### Problem to solve
Please write out the listing below again in its exact form.

### Input material
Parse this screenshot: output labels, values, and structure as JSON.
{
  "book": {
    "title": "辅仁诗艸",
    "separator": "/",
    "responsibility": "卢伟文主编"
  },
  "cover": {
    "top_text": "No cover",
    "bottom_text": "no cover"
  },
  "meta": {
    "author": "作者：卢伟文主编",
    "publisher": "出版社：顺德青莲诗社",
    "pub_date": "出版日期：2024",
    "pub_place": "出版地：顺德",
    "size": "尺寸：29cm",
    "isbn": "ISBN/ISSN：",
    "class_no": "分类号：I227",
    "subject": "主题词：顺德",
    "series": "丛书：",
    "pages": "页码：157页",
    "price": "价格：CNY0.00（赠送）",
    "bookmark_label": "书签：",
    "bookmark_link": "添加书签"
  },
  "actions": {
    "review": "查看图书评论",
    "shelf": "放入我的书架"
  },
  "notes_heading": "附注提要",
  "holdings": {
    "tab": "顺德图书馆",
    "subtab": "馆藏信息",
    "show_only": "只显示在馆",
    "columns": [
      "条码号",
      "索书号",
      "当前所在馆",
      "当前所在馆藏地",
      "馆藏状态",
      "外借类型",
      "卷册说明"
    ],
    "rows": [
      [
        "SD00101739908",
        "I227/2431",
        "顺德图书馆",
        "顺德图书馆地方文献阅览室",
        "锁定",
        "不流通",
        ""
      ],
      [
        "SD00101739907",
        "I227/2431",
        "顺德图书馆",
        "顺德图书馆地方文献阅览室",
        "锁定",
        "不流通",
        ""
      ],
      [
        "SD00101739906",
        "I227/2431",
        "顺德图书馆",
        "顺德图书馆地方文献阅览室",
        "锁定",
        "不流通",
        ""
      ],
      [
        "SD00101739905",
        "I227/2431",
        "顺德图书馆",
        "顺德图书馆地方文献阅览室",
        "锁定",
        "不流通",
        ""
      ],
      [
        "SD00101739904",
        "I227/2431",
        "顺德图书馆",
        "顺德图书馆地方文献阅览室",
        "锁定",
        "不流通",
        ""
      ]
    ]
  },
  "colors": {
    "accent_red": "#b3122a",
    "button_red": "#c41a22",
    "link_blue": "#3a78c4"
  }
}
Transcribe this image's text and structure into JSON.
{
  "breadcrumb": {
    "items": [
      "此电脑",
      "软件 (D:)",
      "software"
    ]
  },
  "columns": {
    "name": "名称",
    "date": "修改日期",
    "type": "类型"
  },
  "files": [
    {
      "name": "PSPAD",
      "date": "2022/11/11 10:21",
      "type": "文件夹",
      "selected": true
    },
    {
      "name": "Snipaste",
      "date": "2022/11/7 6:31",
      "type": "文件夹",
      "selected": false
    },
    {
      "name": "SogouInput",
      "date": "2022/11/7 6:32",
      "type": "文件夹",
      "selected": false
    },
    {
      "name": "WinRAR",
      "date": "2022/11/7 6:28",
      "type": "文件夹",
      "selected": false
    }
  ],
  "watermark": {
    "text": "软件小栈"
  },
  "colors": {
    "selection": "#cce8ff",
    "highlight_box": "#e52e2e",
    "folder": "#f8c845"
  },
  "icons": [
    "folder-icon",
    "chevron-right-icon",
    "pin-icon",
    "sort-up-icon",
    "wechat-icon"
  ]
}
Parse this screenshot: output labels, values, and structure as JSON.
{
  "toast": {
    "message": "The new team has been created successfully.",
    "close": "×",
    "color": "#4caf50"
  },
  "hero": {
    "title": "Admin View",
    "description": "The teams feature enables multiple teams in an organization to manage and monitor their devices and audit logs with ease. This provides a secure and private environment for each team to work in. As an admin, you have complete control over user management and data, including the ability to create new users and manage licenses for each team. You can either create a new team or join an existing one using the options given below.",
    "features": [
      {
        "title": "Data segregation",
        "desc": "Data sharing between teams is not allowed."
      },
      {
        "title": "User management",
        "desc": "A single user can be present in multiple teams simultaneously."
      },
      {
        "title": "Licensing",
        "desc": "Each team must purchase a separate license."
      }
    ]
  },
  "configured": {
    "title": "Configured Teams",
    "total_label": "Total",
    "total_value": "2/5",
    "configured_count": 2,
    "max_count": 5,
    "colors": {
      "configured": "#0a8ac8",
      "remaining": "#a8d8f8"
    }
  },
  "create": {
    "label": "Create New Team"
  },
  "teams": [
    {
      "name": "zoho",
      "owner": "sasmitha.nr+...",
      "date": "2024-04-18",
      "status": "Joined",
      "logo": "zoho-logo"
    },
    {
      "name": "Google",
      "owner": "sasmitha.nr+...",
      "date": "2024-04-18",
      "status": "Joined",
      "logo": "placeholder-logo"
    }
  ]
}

### Answer below
Parse this screenshot: output labels, values, and structure as JSON.
{
  "book": {
    "title": "辅仁诗艸",
    "separator": "/",
    "responsibility": "卢伟文主编"
  },
  "cover": {
    "top_text": "No cover",
    "bottom_text": "no cover"
  },
  "meta": {
    "author": "作者：卢伟文主编",
    "publisher": "出版社：顺德青莲诗社",
    "pub_date": "出版日期：2024",
    "pub_place": "出版地：顺德",
    "size": "尺寸：29cm",
    "isbn": "ISBN/ISSN：",
    "class_no": "分类号：I227",
    "subject": "主题词：顺德",
    "series": "丛书：",
    "pages": "页码：157页",
    "price": "价格：CNY0.00（赠送）",
    "bookmark_label": "书签：",
    "bookmark_link": "添加书签"
  },
  "actions": {
    "review": "查看图书评论",
    "shelf": "放入我的书架"
  },
  "notes_heading": "附注提要",
  "holdings": {
    "tab": "顺德图书馆",
    "subtab": "馆藏信息",
    "show_only": "只显示在馆",
    "columns": [
      "条码号",
      "索书号",
      "当前所在馆",
      "当前所在馆藏地",
      "馆藏状态",
      "外借类型",
      "卷册说明"
    ],
    "rows": [
      [
        "SD00101739908",
        "I227/2431",
        "顺德图书馆",
        "顺德图书馆地方文献阅览室",
        "锁定",
        "不流通",
        ""
      ],
      [
        "SD00101739907",
        "I227/2431",
        "顺德图书馆",
        "顺德图书馆地方文献阅览室",
        "锁定",
        "不流通",
        ""
      ],
      [
        "SD00101739906",
        "I227/2431",
        "顺德图书馆",
        "顺德图书馆地方文献阅览室",
        "锁定",
        "不流通",
        ""
      ],
      [
        "SD00101739905",
        "I227/2431",
        "顺德图书馆",
        "顺德图书馆地方文献阅览室",
        "锁定",
        "不流通",
        ""
      ],
      [
        "SD00101739904",
        "I227/2431",
        "顺德图书馆",
        "顺德图书馆地方文献阅览室",
        "锁定",
        "不流通",
        ""
      ]
    ]
  },
  "colors": {
    "accent_red": "#b3122a",
    "button_red": "#c41a22",
    "link_blue": "#3a78c4"
  }
}
Transcribe this image's text and structure into JSON.
{
  "breadcrumb": {
    "items": [
      "此电脑",
      "软件 (D:)",
      "software"
    ]
  },
  "columns": {
    "name": "名称",
    "date": "修改日期",
    "type": "类型"
  },
  "files": [
    {
      "name": "PSPAD",
      "date": "2022/11/11 10:21",
      "type": "文件夹",
      "selected": true
    },
    {
      "name": "Snipaste",
      "date": "2022/11/7 6:31",
      "type": "文件夹",
      "selected": false
    },
    {
      "name": "SogouInput",
      "date": "2022/11/7 6:32",
      "type": "文件夹",
      "selected": false
    },
    {
      "name": "WinRAR",
      "date": "2022/11/7 6:28",
      "type": "文件夹",
      "selected": false
    }
  ],
  "watermark": {
    "text": "软件小栈"
  },
  "colors": {
    "selection": "#cce8ff",
    "highlight_box": "#e52e2e",
    "folder": "#f8c845"
  },
  "icons": [
    "folder-icon",
    "chevron-right-icon",
    "pin-icon",
    "sort-up-icon",
    "wechat-icon"
  ]
}
Parse this screenshot: output labels, values, and structure as JSON.
{
  "toast": {
    "message": "The new team has been created successfully.",
    "close": "×",
    "color": "#4caf50"
  },
  "hero": {
    "title": "Admin View",
    "description": "The teams feature enables multiple teams in an organization to manage and monitor their devices and audit logs with ease. This provides a secure and private environment for each team to work in. As an admin, you have complete control over user management and data, including the ability to create new users and manage licenses for each team. You can either create a new team or join an existing one using the options given below.",
    "features": [
      {
        "title": "Data segregation",
        "desc": "Data sharing between teams is not allowed."
      },
      {
        "title": "User management",
        "desc": "A single user can be present in multiple teams simultaneously."
      },
      {
        "title": "Licensing",
        "desc": "Each team must purchase a separate license."
      }
    ]
  },
  "configured": {
    "title": "Configured Teams",
    "total_label": "Total",
    "total_value": "2/5",
    "configured_count": 2,
    "max_count": 5,
    "colors": {
      "configured": "#0a8ac8",
      "remaining": "#a8d8f8"
    }
  },
  "create": {
    "label": "Create New Team"
  },
  "teams": [
    {
      "name": "zoho",
      "owner": "sasmitha.nr+...",
      "date": "2024-04-18",
      "status": "Joined",
      "logo": "zoho-logo"
    },
    {
      "name": "Google",
      "owner": "sasmitha.nr+...",
      "date": "2024-04-18",
      "status": "Joined",
      "logo": "placeholder-logo"
    }
  ]
}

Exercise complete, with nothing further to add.